Exercise directions
Without including any picture, repeat the records below exactly.
-- The records follows --
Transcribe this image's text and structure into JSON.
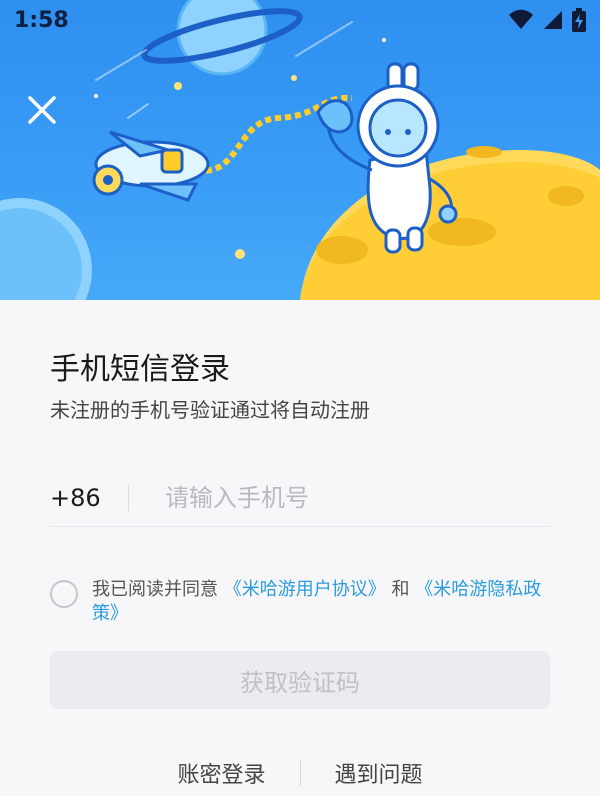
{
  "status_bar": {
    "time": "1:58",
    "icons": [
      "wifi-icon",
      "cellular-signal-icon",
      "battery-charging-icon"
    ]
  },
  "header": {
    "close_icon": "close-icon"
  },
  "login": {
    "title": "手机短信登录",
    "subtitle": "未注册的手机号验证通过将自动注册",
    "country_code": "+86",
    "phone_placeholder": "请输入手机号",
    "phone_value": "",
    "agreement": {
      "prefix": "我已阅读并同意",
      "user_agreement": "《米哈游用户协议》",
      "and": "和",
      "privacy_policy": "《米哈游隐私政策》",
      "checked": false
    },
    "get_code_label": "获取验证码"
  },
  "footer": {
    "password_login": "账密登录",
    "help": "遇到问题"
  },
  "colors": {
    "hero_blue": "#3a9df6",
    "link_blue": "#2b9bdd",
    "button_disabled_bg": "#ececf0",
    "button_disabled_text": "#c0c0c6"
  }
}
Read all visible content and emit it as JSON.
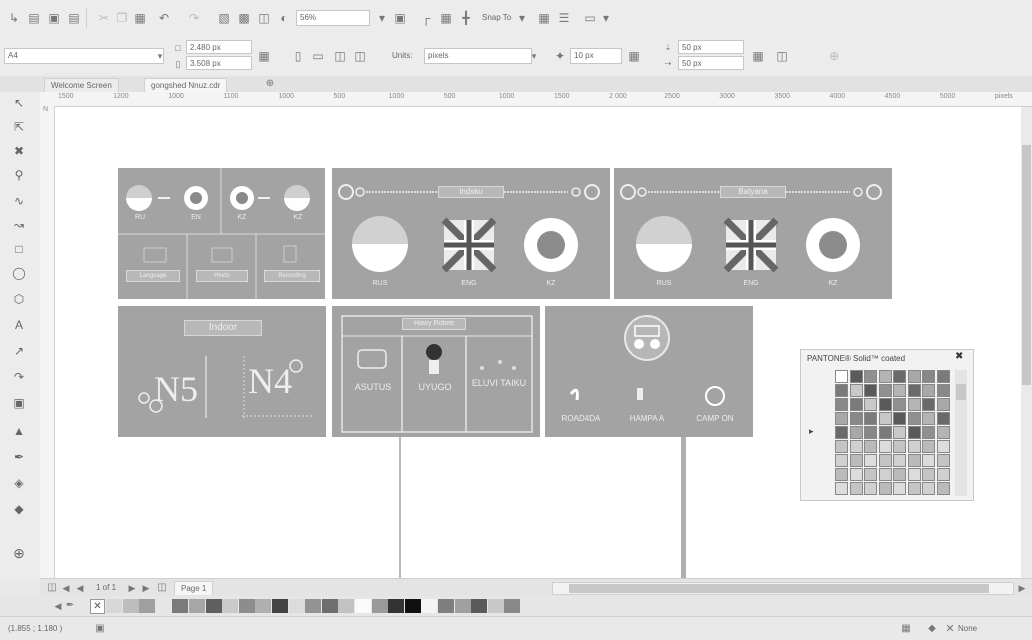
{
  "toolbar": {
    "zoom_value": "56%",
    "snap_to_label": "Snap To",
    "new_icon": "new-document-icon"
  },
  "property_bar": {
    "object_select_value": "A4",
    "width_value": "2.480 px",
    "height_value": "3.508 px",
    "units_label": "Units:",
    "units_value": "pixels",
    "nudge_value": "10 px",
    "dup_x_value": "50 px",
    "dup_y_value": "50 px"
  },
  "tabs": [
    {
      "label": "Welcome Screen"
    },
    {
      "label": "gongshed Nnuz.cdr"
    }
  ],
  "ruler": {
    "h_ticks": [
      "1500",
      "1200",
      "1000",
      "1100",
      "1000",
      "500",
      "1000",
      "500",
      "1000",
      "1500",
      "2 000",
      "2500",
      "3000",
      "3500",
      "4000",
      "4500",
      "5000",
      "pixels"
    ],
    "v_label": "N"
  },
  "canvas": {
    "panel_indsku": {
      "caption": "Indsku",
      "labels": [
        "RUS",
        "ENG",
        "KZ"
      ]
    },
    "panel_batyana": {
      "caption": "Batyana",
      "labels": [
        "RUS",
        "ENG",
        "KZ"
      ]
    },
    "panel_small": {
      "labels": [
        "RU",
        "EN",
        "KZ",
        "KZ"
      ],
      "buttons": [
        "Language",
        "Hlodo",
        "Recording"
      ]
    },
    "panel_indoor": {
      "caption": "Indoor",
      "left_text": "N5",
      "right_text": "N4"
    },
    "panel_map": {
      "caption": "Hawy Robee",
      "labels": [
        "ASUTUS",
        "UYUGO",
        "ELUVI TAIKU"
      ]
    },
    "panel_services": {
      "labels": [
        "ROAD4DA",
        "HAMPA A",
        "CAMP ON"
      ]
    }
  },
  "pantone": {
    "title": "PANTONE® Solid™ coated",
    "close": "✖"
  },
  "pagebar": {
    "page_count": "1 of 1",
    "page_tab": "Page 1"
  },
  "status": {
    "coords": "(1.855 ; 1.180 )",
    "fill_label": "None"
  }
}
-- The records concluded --
Solved exercise
Transcribe this image's text and structure into JSON.
{
  "status_bar": {
    "time": "1:58",
    "icons": [
      "wifi-icon",
      "cellular-signal-icon",
      "battery-charging-icon"
    ]
  },
  "header": {
    "close_icon": "close-icon"
  },
  "login": {
    "title": "手机短信登录",
    "subtitle": "未注册的手机号验证通过将自动注册",
    "country_code": "+86",
    "phone_placeholder": "请输入手机号",
    "phone_value": "",
    "agreement": {
      "prefix": "我已阅读并同意",
      "user_agreement": "《米哈游用户协议》",
      "and": "和",
      "privacy_policy": "《米哈游隐私政策》",
      "checked": false
    },
    "get_code_label": "获取验证码"
  },
  "footer": {
    "password_login": "账密登录",
    "help": "遇到问题"
  },
  "colors": {
    "hero_blue": "#3a9df6",
    "link_blue": "#2b9bdd",
    "button_disabled_bg": "#ececf0",
    "button_disabled_text": "#c0c0c6"
  }
}
Read all visible content and emit it as JSON.
{
  "toolbar": {
    "zoom_value": "56%",
    "snap_to_label": "Snap To",
    "new_icon": "new-document-icon"
  },
  "property_bar": {
    "object_select_value": "A4",
    "width_value": "2.480 px",
    "height_value": "3.508 px",
    "units_label": "Units:",
    "units_value": "pixels",
    "nudge_value": "10 px",
    "dup_x_value": "50 px",
    "dup_y_value": "50 px"
  },
  "tabs": [
    {
      "label": "Welcome Screen"
    },
    {
      "label": "gongshed Nnuz.cdr"
    }
  ],
  "ruler": {
    "h_ticks": [
      "1500",
      "1200",
      "1000",
      "1100",
      "1000",
      "500",
      "1000",
      "500",
      "1000",
      "1500",
      "2 000",
      "2500",
      "3000",
      "3500",
      "4000",
      "4500",
      "5000",
      "pixels"
    ],
    "v_label": "N"
  },
  "canvas": {
    "panel_indsku": {
      "caption": "Indsku",
      "labels": [
        "RUS",
        "ENG",
        "KZ"
      ]
    },
    "panel_batyana": {
      "caption": "Batyana",
      "labels": [
        "RUS",
        "ENG",
        "KZ"
      ]
    },
    "panel_small": {
      "labels": [
        "RU",
        "EN",
        "KZ",
        "KZ"
      ],
      "buttons": [
        "Language",
        "Hlodo",
        "Recording"
      ]
    },
    "panel_indoor": {
      "caption": "Indoor",
      "left_text": "N5",
      "right_text": "N4"
    },
    "panel_map": {
      "caption": "Hawy Robee",
      "labels": [
        "ASUTUS",
        "UYUGO",
        "ELUVI TAIKU"
      ]
    },
    "panel_services": {
      "labels": [
        "ROAD4DA",
        "HAMPA A",
        "CAMP ON"
      ]
    }
  },
  "pantone": {
    "title": "PANTONE® Solid™ coated",
    "close": "✖"
  },
  "pagebar": {
    "page_count": "1 of 1",
    "page_tab": "Page 1"
  },
  "status": {
    "coords": "(1.855 ; 1.180 )",
    "fill_label": "None"
  }
}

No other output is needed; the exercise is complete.